The head scout for the WHL's Tri-City Americans, Parneta spent last week in Kelowna, examining the some of best bantam-aged (born in 1999) talent at the Western Canada Bantam AAA Hockey Championship.
Like virtually all scouts will tell you, Parneta said evaluating 14- and 15-year-old players is far from an exact science.
"The biggest challenge is that kids at this age tend to change very quickly," Parneta said. "Sometimes you'll see a growth spurt happen within a few weeks, so projecting their size can be difficult.
"Also, consistency over the course of a year can really change in young players, maybe they don't look the same as the last time you saw them. Players can change a lot between 15 and 17, so there's no real science or art to it. You weigh it all out in your mind and do the best you can."
While a player's development at a young age is hard to predict, WHL teams have become much more proficient over the last decade in gauging each prospect's progress.

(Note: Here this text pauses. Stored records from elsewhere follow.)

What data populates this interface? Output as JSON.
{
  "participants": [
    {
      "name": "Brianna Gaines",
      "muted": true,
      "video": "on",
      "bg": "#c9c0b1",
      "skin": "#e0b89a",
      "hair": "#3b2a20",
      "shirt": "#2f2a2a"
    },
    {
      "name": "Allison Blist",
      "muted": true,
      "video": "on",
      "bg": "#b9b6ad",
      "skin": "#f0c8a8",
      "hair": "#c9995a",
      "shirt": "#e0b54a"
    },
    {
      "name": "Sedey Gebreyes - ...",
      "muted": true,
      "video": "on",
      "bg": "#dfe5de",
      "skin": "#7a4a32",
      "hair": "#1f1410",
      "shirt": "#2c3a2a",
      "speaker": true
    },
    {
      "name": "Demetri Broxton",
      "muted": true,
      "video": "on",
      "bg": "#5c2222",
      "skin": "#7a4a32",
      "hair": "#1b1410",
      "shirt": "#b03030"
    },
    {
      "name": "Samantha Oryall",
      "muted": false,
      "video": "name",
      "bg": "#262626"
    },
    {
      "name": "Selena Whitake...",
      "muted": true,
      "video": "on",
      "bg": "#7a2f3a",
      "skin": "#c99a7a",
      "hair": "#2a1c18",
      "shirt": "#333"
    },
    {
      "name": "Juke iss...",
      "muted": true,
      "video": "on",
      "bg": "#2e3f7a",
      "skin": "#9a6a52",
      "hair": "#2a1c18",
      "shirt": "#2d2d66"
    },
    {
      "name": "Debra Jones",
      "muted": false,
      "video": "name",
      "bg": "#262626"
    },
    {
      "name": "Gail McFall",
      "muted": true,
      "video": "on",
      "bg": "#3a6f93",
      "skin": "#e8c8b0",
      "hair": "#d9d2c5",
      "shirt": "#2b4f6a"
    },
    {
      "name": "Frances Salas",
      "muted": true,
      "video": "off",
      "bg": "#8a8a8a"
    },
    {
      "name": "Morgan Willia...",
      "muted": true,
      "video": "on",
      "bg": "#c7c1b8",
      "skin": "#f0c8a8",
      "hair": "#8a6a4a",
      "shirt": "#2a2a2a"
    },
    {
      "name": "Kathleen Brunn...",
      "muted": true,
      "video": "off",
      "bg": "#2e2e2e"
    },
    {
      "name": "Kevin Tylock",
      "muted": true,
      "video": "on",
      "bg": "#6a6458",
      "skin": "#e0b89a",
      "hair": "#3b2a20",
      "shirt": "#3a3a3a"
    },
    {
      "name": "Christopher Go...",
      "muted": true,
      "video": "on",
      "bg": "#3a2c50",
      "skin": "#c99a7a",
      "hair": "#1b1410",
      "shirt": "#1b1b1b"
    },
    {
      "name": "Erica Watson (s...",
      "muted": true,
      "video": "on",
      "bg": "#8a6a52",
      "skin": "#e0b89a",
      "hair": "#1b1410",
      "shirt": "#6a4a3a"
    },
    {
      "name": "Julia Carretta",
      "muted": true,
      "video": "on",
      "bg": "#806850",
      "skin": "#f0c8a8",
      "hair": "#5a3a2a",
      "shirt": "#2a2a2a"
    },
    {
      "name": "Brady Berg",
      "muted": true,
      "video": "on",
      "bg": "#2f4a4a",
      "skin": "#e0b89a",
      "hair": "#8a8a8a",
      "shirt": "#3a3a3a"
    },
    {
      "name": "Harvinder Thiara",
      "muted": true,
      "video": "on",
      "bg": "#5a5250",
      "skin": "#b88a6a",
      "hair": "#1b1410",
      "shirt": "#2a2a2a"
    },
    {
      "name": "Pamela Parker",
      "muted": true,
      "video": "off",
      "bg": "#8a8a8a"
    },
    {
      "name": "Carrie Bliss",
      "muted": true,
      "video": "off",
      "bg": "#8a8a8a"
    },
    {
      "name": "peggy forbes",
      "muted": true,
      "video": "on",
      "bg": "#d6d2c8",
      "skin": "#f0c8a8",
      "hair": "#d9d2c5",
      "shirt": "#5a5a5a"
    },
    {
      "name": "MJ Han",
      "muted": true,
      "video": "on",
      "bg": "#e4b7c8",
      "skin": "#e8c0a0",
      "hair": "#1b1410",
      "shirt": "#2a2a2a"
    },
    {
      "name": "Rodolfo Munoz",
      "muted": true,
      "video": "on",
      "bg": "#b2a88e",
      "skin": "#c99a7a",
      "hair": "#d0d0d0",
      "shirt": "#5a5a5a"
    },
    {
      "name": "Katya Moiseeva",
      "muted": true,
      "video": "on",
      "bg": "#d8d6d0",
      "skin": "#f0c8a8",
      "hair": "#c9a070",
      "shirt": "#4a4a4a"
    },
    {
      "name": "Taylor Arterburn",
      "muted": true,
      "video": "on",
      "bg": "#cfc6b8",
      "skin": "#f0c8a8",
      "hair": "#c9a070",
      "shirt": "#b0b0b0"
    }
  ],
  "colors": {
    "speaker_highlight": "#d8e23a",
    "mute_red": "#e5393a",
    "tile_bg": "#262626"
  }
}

Because the bantam draft is considered the main building block for every major junior team, teams pour exponentially more resources into scouting than they once did.

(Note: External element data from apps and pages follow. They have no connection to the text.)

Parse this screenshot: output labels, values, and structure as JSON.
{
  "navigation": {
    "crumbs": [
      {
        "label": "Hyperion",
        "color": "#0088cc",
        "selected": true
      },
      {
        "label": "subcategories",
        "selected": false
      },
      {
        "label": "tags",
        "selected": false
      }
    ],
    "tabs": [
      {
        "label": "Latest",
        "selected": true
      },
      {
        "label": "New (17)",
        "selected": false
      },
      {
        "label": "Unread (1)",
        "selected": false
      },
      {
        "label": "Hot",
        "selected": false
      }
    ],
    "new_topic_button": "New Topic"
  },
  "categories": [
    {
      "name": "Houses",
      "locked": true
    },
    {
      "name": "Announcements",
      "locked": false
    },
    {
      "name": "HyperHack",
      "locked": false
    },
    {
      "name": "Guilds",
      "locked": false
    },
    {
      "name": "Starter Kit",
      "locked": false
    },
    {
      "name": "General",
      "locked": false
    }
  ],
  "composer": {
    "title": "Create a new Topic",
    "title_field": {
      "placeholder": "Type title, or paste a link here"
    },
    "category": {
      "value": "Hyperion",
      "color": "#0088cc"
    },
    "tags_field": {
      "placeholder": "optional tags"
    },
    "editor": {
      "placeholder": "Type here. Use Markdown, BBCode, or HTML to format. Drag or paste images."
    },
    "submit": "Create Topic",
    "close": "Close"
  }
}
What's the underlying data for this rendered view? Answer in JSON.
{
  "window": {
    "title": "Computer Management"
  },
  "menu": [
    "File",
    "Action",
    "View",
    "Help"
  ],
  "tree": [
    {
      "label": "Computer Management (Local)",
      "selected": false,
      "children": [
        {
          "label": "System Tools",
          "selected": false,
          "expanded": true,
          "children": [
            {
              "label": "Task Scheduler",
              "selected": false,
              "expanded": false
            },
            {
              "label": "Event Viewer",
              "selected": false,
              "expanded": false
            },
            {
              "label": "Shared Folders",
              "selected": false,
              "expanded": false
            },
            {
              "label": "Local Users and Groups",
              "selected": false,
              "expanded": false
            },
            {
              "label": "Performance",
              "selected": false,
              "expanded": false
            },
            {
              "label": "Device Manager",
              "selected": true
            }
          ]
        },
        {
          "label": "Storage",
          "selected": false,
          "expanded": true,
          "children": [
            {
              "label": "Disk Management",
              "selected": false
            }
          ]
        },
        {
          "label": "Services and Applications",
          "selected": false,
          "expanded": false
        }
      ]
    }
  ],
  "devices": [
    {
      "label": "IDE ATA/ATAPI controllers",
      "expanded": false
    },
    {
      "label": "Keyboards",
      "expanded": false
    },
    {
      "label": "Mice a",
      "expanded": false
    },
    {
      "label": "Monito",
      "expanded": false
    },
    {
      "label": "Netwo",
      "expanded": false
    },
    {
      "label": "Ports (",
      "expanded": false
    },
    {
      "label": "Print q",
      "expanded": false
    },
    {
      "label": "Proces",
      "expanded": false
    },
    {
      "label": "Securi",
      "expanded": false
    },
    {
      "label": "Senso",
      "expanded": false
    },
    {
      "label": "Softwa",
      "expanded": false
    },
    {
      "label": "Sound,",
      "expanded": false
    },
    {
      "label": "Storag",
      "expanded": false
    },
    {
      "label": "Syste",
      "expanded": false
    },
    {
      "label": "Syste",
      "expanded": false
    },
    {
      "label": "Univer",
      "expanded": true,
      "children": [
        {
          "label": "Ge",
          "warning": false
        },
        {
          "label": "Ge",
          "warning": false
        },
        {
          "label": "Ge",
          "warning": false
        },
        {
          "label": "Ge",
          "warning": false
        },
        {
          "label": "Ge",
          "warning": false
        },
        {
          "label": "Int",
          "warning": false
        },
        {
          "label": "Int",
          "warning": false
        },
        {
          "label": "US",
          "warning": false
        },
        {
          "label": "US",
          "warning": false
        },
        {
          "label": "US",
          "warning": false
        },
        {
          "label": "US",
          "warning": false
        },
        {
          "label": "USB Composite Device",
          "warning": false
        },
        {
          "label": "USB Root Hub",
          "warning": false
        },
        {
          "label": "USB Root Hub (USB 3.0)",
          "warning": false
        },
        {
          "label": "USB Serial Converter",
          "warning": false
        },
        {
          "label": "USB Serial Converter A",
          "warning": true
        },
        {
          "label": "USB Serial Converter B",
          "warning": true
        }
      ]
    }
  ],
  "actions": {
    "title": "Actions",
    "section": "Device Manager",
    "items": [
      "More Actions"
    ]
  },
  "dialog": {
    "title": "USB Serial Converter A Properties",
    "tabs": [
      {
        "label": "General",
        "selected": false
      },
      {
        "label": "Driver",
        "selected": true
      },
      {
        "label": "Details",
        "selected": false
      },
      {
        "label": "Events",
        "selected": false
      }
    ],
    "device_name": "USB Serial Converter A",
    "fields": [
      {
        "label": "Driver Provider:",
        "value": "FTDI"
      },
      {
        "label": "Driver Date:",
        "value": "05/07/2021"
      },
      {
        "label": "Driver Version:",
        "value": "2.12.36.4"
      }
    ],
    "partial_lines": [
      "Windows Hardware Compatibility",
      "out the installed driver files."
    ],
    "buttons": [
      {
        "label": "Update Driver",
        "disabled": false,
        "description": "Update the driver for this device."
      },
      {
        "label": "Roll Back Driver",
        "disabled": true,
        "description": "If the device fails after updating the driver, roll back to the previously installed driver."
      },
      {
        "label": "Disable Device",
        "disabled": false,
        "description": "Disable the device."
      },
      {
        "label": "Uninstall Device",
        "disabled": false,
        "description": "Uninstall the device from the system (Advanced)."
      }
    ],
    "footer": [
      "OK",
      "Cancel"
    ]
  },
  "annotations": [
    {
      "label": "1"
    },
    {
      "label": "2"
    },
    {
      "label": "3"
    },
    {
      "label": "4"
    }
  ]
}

With significantly larger staffs per team—around 10 people in most cases—Parneta said the scouting landscape has undergone a considerable shift.
"WHL organizations build their teams through the draft, so it's really become a top priority," he said. "The resources that are allotted to teams in the WHL have increased ten-fold in the past decade. Just the number of people, the amount of travel and volume of tournaments we attend in a year is huge. The draft is important and you have to be prepared or you get left behind."

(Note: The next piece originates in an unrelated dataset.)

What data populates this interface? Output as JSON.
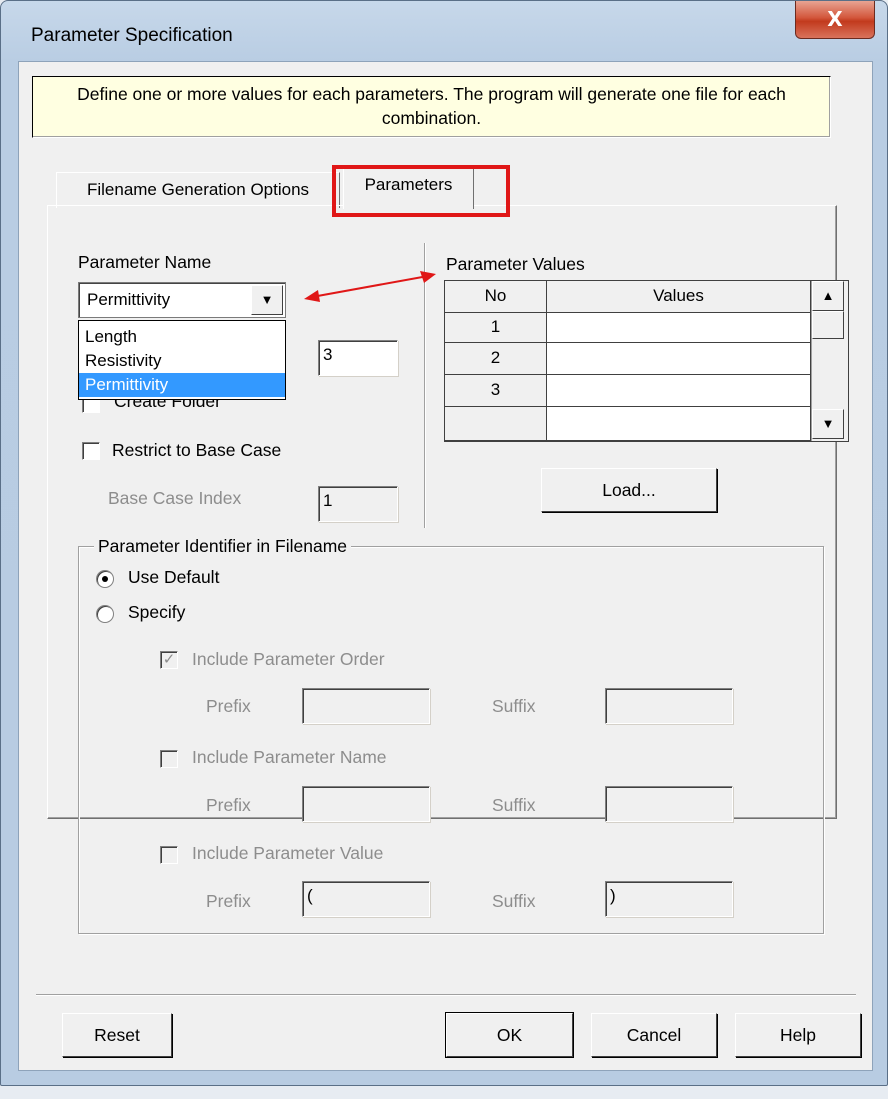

And for Parenta and hundreds of other scouts, there's much more to the evaluation process in today's era than simply what a player does on the ice. Strength of character, work ethic and general intelligence are all components that are equally high on the check list.
"There is so much more work now than just assessing what they do on the ice," he said. "Looking into their background, what they do away from the game, their training, what their grades are in school…the type of character them and their families have. That's all very important to our organization."
Because WHL teams are more proactive than ever before in the scouting domain, it also means that there are far fewer secrets about prospective talent. Although it still happens on occasion, the so-called 'sleepers' who slip through the system and the draft unnoticed, are a rarity.
Everett Silvertips' scout Jag Bal said technology is playing an increasingly important role in the scouting profession. Whether it's the availability of basic online data, the use of Facebook, Twitter or texting, all teams are on an equal footing, making competition for talent as intense as ever.
"It's big business for all these teams, and with the Internet, social media, texting, and good scouts all over the country, not much at all is going to be missed," said Bal, who is based in Cloverdale. "There's a sophisticated program called Rinknet where every player's progress is documented, scouts can access it and track those players from anywhere. It's positive for the players, too, in that there are so many avenues to show yourself. If you're a good player, eventually you will be seen."
Still, as far as scouting has come in the last 10 to 15 years, Everett scout Harley Love said sometimes a little bit of good, old-fashioned luck can come in handy.
"The only guarantee is that there are no guarantees," said Love, who lives in West Kelowna. "You don't know for sure how players will change over time.
"You hope if you watch them enough, do your homework and try to figure what players will do for you down the road, hopefully you make good choices," he added. "It's hard to project but we're working on it."
Western Hockey League scouts, like Love, will see the fruits of their labours when the league holds its annual bantam draft Thursday, May 1 in Calgary.